The first full day of music started on the main stage with the contagious‚ eclectic styles of Zach Deputy. Hailing from Savannah‚ Georgia and making his Mountain Jam debut‚ Zach impressed and captivated the masses with his "earthy blues‚ roots-rock and soul with hip-hop beats." Zach played guitar and looped his amazing vocal talents to layer his sound that fill the mountainside on "Lincoln Continental." His set had fans buzzing all afternoon. That is impressive considering the acts that followed Zach were London Souls‚ one of New York City's best-kept secrets since 2008; Mountain Jam vets Drive-By-Truckers featuring Paterson & David Hood clad in classic denim; bluegrass jam-rockers Yonder Mountain String Band.
Dave Mason and his band were one of the welcome surprises of the weekend.

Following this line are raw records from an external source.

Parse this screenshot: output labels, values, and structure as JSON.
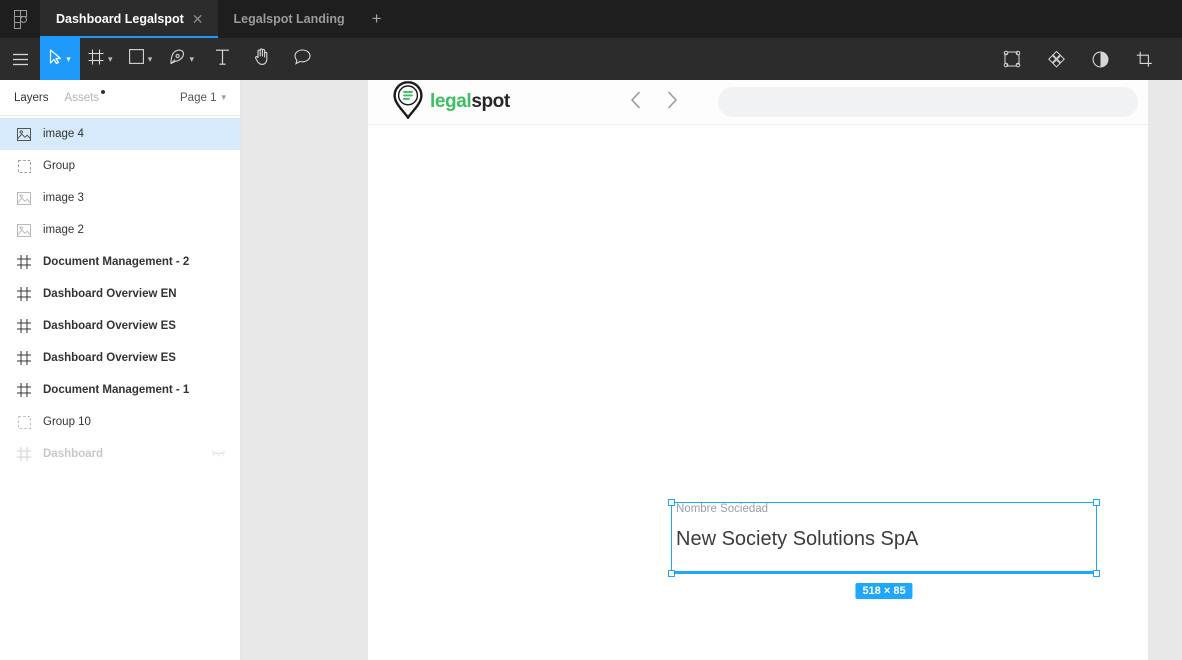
{
  "colors": {
    "accent": "#1e9bfa",
    "selection": "#1ea7fd",
    "tabbar_bg": "#1e1e1e",
    "toolbar_bg": "#2c2c2c",
    "brand_green": "#3cbf5e",
    "brand_dark": "#262626",
    "selected_layer_bg": "#d6eafc"
  },
  "app": {
    "logo_icon": "figma-logo-icon"
  },
  "tabs": {
    "items": [
      {
        "label": "Dashboard Legalspot",
        "active": true,
        "close_icon": "close-icon"
      },
      {
        "label": "Legalspot Landing",
        "active": false
      }
    ],
    "add_label": "+"
  },
  "toolbar": {
    "left_tools": [
      {
        "name": "main-menu",
        "icon": "hamburger-menu-icon",
        "label": "",
        "caret": false,
        "active": false
      },
      {
        "name": "move-tool",
        "icon": "cursor-arrow-icon",
        "label": "",
        "caret": true,
        "active": true
      },
      {
        "name": "frame-tool",
        "icon": "frame-icon",
        "label": "",
        "caret": true,
        "active": false
      },
      {
        "name": "shape-tool",
        "icon": "square-icon",
        "label": "",
        "caret": true,
        "active": false
      },
      {
        "name": "pen-tool",
        "icon": "pen-icon",
        "label": "",
        "caret": true,
        "active": false
      },
      {
        "name": "text-tool",
        "icon": "text-t-icon",
        "label": "",
        "caret": false,
        "active": false
      },
      {
        "name": "hand-tool",
        "icon": "hand-icon",
        "label": "",
        "caret": false,
        "active": false
      },
      {
        "name": "comment-tool",
        "icon": "comment-bubble-icon",
        "label": "",
        "caret": false,
        "active": false
      }
    ],
    "right_tools": [
      {
        "name": "components-tool",
        "icon": "component-icon"
      },
      {
        "name": "plugins-tool",
        "icon": "diamond-grid-icon"
      },
      {
        "name": "contrast-tool",
        "icon": "contrast-circle-icon"
      },
      {
        "name": "crop-tool",
        "icon": "crop-icon"
      }
    ]
  },
  "panel": {
    "tab_layers": "Layers",
    "tab_assets": "Assets",
    "assets_has_dot": true,
    "page_selector": "Page 1",
    "layers": [
      {
        "name": "image 4",
        "icon": "image-icon",
        "bold": false,
        "selected": true,
        "dim": false,
        "hidden": false
      },
      {
        "name": "Group",
        "icon": "group-icon",
        "bold": false,
        "selected": false,
        "dim": false,
        "hidden": false
      },
      {
        "name": "image 3",
        "icon": "image-icon",
        "bold": false,
        "selected": false,
        "dim": false,
        "hidden": false
      },
      {
        "name": "image 2",
        "icon": "image-icon",
        "bold": false,
        "selected": false,
        "dim": false,
        "hidden": false
      },
      {
        "name": "Document Management - 2",
        "icon": "frame-icon",
        "bold": true,
        "selected": false,
        "dim": false,
        "hidden": false
      },
      {
        "name": "Dashboard Overview EN",
        "icon": "frame-icon",
        "bold": true,
        "selected": false,
        "dim": false,
        "hidden": false
      },
      {
        "name": "Dashboard Overview ES",
        "icon": "frame-icon",
        "bold": true,
        "selected": false,
        "dim": false,
        "hidden": false
      },
      {
        "name": "Dashboard Overview ES",
        "icon": "frame-icon",
        "bold": true,
        "selected": false,
        "dim": false,
        "hidden": false
      },
      {
        "name": "Document Management - 1",
        "icon": "frame-icon",
        "bold": true,
        "selected": false,
        "dim": false,
        "hidden": false
      },
      {
        "name": "Group 10",
        "icon": "group-icon",
        "bold": false,
        "selected": false,
        "dim": false,
        "hidden": false
      },
      {
        "name": "Dashboard",
        "icon": "frame-icon",
        "bold": true,
        "selected": false,
        "dim": true,
        "hidden": true
      }
    ]
  },
  "artboard": {
    "logo": {
      "icon": "legalspot-pin-icon",
      "word_green": "legal",
      "word_dark": "spot"
    },
    "nav": {
      "back_icon": "chevron-left-icon",
      "forward_icon": "chevron-right-icon"
    },
    "search": {
      "placeholder": ""
    }
  },
  "selection": {
    "field_label": "Nombre Sociedad",
    "field_value": "New Society Solutions SpA",
    "size_badge": "518 × 85"
  }
}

The former Traffic guitarist and Rock & Roll Hall of Famer gave the mountain an unmistakable seventies vibe. "Feelin' Alright" had the crowd singing along and was a perfect observation of the mood cast on the hillside.
Derek Trucks and Susan Tedeschi Band followed on the main stage while New England rockers‚ The Brew let the jams flow inside the lodge on Colonel's Hall stage. Warren Haynes jammed with Trucks and then later on Trucks would join Gov't Mule for an extended jam session on "King of Bird."
Sunday at Mountain Jam began with a light drizzle‚ and carried a frightening forecast. Severe weather threatened all day and isolated storms rolled through the Catskills. As was the case most of the weekend‚ the options for festival-goers were fool-proof. Michael Franti played a short acoustic set for an intimate crowd on the Awareness Village stage while creative UK artists One EskimO fed into an enjoyable set by ALO. Zach Gill sung a lively version of "Eye Of The Tiger" before Jackie Greene added harmonica to the ALO song "Roses & Clover."
Michael Franti & Spearhead's performance at a festival is often one of the highlights. Their electric and spirited show fuels the crowd with energy that gets the mountain jumping in unison. Franti seemed to control the elements‚ daring to "See if we can make it rain!" That was all it took for a strong downpour to delay the music for about 20 minutes and force fans to run for cover. Soon Michael appeared playing bongos and urged the throngs to return. He ventured through the crowd and sung "Hey Hey Hey" which was a memorable moment.
The reggae inspired afternoon continued when Matisyahu performed his funky break-beat reggae style show backed by Dub Trio. Some fans were treated to one of this year's buzz bands‚ The McLovins who were ripping up fresh tunes in the base lodge. Followed by the Jamie McLean Band‚ the crowd seeking shelter from the gusty wind and chilled temperatures was definitely grooving to his Americana rock‚ soul and funk.
Allison Krauss & Union Station with Jerry Douglas soothed and warmed the outside audience with beautiful bluegrass-country songs that showcased Krauss on fiddle and vocals. The sound of their music could have been especially crafted for taking in the views from Hunter's slope.
Prior to the finale event of the festival‚ Warren Haynes carried out his guitar and called on Ray LaMontagne for a duet.